TASK STATEMENT ▸
In the records below, find each line with "edit" and copy it.

SUPPLIED DATA ▸
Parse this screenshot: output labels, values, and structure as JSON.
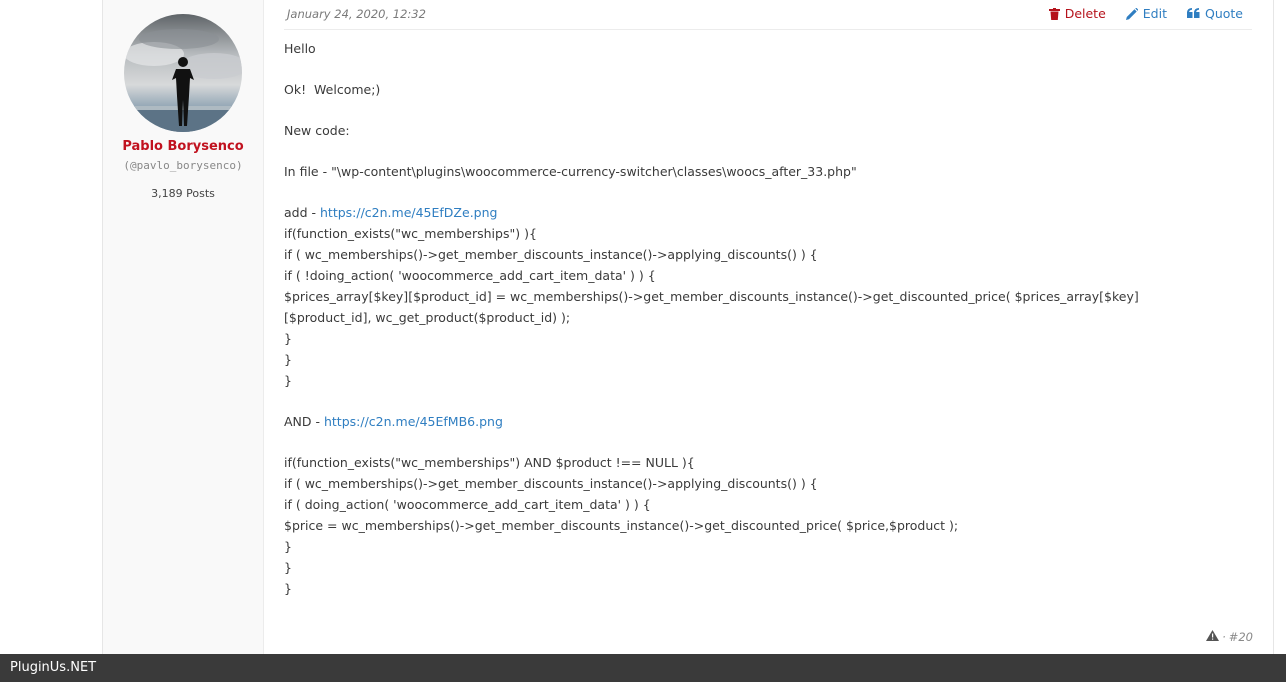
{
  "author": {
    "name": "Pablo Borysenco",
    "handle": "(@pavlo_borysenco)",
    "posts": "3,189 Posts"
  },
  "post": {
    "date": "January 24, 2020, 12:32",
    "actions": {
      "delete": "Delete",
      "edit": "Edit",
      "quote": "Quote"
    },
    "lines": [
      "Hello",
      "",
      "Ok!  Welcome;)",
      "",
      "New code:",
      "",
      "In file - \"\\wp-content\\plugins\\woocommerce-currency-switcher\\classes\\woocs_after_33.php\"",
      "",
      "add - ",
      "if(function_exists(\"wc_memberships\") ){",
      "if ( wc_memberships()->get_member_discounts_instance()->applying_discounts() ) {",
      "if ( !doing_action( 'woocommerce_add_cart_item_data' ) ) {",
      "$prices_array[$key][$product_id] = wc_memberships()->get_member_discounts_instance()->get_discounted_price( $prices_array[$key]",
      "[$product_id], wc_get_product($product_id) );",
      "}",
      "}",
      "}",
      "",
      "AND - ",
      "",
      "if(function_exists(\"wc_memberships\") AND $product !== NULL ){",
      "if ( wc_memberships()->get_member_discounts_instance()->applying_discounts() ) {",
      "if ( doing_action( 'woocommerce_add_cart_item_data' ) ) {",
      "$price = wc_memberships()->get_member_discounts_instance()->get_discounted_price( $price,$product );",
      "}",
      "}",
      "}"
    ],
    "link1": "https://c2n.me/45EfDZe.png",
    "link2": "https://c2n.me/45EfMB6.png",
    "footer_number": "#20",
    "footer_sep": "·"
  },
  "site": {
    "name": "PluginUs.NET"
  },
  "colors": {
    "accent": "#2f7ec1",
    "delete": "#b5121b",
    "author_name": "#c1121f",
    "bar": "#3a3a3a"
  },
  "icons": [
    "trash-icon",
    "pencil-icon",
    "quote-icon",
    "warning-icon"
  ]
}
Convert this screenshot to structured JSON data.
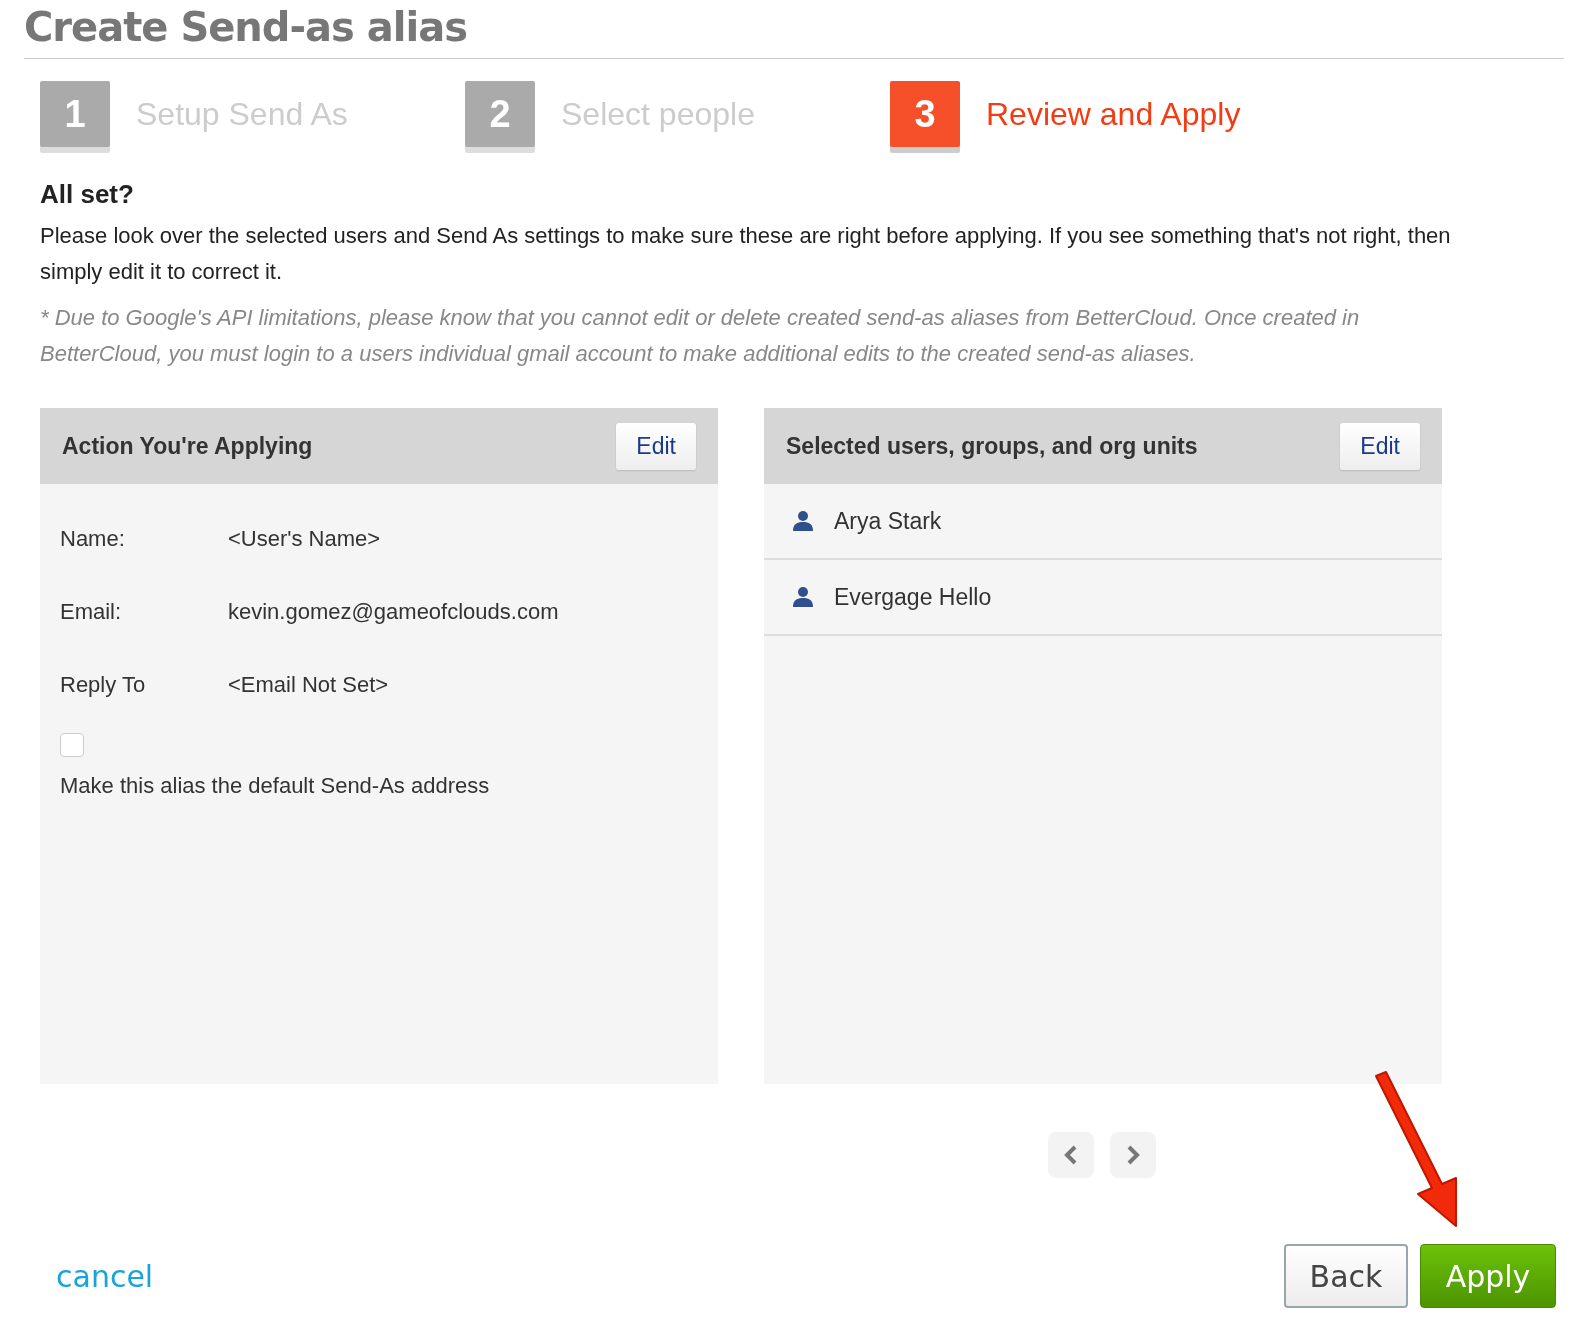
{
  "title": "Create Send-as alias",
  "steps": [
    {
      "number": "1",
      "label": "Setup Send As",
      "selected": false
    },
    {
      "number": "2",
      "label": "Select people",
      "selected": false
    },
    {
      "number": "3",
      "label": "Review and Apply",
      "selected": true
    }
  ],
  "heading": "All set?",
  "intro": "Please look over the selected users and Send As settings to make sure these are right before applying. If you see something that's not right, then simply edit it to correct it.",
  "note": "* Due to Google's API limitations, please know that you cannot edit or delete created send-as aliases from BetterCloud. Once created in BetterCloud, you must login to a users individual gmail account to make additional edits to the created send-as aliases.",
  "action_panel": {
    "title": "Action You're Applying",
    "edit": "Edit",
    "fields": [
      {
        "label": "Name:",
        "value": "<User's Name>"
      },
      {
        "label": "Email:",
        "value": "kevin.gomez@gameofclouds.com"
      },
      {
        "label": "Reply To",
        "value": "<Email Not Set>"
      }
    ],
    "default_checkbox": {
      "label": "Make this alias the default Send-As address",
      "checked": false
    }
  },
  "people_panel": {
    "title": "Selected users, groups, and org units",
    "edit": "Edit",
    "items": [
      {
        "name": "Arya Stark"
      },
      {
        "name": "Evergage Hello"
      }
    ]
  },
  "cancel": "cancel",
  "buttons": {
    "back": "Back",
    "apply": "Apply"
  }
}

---

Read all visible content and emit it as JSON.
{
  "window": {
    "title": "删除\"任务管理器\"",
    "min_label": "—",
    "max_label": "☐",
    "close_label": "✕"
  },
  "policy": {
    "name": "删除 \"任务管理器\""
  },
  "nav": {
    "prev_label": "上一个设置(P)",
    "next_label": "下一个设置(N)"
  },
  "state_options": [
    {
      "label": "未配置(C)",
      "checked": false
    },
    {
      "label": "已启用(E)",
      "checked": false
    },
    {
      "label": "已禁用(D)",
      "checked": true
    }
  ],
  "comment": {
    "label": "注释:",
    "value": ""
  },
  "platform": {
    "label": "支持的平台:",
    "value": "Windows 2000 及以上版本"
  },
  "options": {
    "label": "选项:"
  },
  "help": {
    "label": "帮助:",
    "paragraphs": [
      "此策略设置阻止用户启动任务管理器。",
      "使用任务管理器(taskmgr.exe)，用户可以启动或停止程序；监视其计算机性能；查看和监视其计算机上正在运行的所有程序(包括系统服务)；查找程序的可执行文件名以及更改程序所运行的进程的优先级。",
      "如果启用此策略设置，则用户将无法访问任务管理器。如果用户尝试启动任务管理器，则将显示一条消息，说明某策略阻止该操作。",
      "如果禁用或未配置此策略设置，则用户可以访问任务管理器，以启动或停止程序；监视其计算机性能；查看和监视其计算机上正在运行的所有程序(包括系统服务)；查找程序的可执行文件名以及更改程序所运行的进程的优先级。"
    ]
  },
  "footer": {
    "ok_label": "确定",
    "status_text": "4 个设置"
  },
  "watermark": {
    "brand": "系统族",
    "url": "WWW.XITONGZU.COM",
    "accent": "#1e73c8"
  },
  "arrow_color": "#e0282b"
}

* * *

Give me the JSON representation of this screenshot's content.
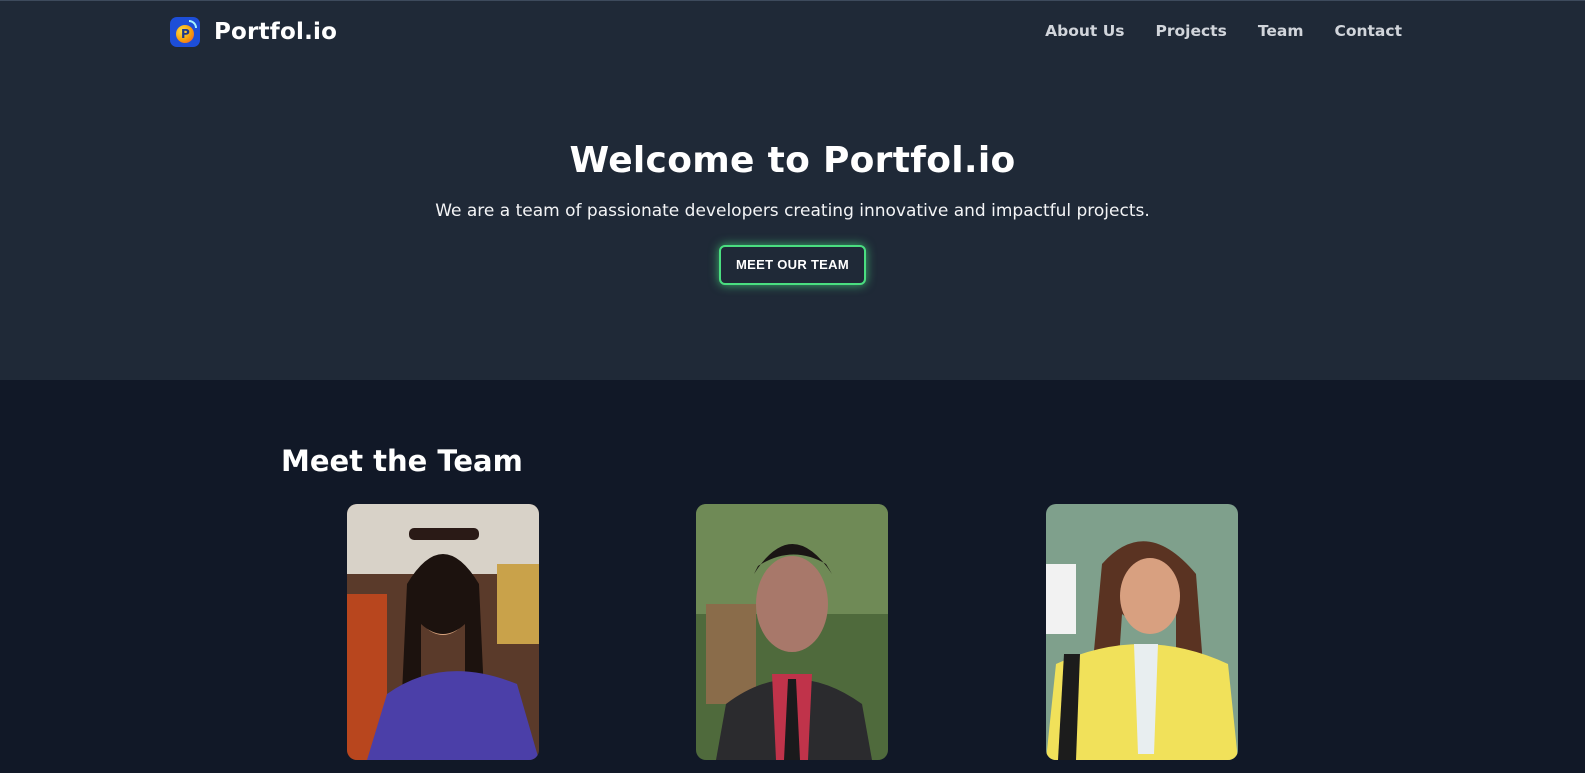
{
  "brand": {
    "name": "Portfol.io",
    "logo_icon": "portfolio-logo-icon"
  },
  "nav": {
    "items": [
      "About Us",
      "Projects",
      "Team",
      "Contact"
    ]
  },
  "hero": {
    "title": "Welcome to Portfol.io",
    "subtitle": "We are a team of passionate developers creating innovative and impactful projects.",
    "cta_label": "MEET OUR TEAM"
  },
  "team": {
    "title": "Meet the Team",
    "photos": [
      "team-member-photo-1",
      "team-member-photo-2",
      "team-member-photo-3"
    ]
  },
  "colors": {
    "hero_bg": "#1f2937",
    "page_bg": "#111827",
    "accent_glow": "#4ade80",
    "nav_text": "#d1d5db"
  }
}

RESULT OF THIS TASK ▸
      "edit": "Edit",
  "intro": "Please look over the selected users and Send As settings to make sure these are right before applying. If you see something that's not right, then simply edit it to correct it.",
  "note": "* Due to Google's API limitations, please know that you cannot edit or delete created send-as aliases from BetterCloud. Once created in BetterCloud, you must login to a users individual gmail account to make additional edits to the created send-as aliases.",
    "edit": "Edit",
    "edit": "Edit",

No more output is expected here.